Task brief
From the following material, say how many lines have "鐵匠的秘笈" in them; write only the number.

Task input
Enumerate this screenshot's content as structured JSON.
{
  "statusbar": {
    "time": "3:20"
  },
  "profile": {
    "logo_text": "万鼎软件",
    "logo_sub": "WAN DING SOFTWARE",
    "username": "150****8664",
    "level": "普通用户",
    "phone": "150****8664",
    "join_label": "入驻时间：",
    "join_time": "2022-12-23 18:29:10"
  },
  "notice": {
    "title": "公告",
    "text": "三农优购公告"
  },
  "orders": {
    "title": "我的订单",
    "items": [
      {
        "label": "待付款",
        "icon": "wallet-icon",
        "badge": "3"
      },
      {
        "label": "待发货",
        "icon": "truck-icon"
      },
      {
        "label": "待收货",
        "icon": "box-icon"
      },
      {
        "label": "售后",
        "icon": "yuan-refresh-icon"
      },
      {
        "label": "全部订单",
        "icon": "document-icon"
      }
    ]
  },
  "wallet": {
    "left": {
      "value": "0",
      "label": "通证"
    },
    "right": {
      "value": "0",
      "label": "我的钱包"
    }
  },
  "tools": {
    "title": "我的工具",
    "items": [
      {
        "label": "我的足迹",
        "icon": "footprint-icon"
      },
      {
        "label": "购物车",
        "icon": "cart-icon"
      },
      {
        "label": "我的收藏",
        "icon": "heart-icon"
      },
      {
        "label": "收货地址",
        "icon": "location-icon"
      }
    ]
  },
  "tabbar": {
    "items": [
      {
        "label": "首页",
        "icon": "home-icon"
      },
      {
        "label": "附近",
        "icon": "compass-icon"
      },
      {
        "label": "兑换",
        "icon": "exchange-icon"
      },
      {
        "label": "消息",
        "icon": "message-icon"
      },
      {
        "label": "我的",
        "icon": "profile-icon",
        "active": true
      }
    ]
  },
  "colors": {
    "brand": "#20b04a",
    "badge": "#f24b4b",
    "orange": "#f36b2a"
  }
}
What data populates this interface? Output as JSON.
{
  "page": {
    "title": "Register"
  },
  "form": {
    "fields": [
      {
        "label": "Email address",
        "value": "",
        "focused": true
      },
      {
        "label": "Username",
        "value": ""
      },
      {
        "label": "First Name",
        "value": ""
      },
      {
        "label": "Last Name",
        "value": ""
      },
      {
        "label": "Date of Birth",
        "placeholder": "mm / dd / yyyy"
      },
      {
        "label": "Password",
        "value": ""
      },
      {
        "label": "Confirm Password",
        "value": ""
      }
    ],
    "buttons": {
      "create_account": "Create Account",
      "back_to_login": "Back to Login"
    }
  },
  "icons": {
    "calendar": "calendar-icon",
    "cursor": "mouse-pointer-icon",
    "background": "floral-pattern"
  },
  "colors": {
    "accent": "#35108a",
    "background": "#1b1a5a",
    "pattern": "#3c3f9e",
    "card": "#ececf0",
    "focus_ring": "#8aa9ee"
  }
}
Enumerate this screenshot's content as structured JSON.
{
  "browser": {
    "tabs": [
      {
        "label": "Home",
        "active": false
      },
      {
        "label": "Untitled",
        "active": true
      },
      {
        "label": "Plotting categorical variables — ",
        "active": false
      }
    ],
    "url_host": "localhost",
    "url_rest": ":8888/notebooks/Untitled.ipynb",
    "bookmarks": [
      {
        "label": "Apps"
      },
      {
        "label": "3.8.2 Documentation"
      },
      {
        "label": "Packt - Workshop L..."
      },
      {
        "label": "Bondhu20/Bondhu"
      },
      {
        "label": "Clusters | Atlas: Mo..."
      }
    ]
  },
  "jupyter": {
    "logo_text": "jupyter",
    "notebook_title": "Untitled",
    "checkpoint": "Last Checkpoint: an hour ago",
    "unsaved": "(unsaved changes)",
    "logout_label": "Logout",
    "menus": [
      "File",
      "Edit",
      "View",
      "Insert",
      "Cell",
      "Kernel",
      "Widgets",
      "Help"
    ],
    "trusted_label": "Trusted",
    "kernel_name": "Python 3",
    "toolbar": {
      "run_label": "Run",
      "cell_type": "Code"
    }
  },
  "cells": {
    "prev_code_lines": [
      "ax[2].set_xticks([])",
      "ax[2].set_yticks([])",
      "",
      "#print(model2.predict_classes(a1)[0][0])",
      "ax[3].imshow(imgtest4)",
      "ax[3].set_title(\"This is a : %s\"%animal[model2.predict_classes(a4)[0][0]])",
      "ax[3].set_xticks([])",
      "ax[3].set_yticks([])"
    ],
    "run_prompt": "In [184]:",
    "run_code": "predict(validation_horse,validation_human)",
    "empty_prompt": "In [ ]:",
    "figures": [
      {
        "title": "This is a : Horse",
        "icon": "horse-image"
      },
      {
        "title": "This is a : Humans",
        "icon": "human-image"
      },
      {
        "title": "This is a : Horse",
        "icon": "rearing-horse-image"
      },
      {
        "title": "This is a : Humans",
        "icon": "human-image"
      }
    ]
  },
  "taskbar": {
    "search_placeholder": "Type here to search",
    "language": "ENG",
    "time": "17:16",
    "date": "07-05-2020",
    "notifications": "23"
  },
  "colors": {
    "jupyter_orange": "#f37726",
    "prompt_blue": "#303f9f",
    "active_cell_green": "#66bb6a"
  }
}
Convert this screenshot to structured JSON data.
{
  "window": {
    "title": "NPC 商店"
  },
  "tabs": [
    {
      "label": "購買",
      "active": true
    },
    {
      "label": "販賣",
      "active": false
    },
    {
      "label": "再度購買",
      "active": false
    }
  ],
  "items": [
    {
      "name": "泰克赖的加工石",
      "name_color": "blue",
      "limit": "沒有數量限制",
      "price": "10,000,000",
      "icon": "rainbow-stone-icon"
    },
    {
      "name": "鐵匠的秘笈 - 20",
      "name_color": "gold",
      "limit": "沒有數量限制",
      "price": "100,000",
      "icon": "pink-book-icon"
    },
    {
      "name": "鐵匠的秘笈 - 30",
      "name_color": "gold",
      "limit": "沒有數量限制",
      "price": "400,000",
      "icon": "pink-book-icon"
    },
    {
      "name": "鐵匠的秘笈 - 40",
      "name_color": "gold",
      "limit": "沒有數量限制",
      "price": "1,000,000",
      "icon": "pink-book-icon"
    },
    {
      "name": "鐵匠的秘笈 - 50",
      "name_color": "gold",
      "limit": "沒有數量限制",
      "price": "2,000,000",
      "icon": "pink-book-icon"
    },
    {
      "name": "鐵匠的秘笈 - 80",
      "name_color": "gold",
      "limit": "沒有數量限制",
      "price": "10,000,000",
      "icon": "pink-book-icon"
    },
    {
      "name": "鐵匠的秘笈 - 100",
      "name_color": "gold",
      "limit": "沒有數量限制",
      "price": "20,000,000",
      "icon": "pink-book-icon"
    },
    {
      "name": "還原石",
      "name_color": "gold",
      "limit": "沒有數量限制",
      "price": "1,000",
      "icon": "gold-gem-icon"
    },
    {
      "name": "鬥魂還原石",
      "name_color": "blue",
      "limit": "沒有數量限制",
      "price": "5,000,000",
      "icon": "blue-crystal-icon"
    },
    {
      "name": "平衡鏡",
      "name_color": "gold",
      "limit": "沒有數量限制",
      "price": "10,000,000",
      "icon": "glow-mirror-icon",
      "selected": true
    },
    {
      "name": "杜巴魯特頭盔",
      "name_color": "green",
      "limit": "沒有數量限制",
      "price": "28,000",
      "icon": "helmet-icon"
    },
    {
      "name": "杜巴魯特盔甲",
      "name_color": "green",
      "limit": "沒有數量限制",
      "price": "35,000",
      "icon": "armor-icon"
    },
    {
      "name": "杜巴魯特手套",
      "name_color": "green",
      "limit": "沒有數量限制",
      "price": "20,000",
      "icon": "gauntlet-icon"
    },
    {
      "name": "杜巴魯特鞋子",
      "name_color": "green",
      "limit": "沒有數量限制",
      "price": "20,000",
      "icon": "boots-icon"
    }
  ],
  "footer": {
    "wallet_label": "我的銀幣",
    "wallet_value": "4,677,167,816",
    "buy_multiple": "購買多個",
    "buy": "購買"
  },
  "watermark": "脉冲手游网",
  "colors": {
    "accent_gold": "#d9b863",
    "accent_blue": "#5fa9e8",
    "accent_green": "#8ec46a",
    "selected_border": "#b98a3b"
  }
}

Result
6